- Sophany Bay (Cambodian-Californian Khmer Rouge survivor and tribunal witness, sister-in-law of General Lon Nol who twice served as Prime Minister of Cambodia and led a military coup against Prince Norodom Sihanouk in 1970 then became the self-proclaimed President of the newly created Khmer Republic)

- Dr Daryn Reicherter (expert witness Psychiatrist, Stanford University Assistant Professor of Psychiatry, working with Cambodian genocide survivors)

- the Cambodian monks of the San Jose Khmer temple (California), who work with Dr Reicherter with genocide survivors and are politically active in advocating for human rights in Cambodia

- Mu Sochua; Cambodian opposition party politician

- Anta Guisse Co-Lawyer for accused Khieu Samphan (former President of Democratic Kampuchea 1976-1979, one of two Khmer Rouge leaders waiting verdict on charges of crimes against humanity)
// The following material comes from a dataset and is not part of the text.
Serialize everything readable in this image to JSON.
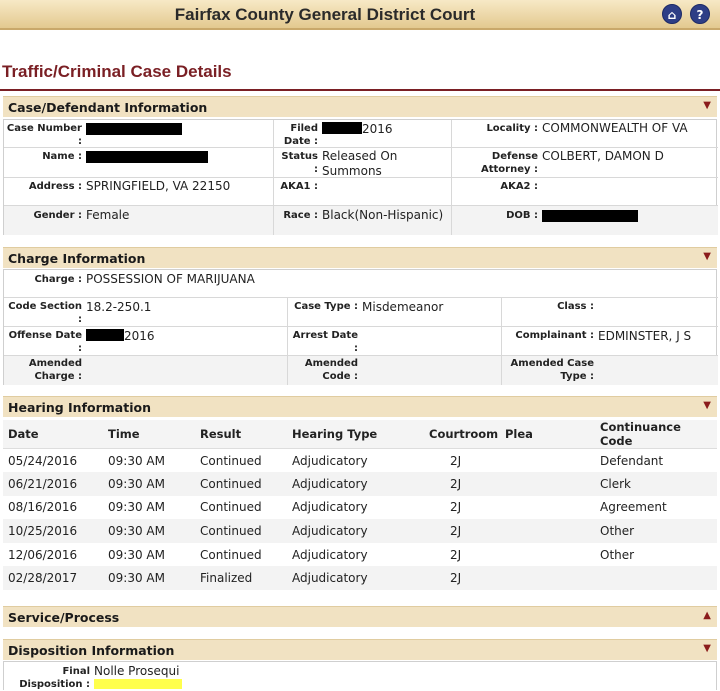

- Michael Karnavas, Former Co-Lawyer for the late accused Ieng Sary- co-founder of the Khmer Rouge, Deputy Prime Minister and Foreign Minister of Democratic Kampuchea, charged with crimes against humanity in the current case, and currently assigned to represent a named suspect in Case 003, currently under investigation)

- Youk Chhang, (Documentation Center of Cambodia) Khmer Rouge historian & Tribunal witness who has received death threats

and others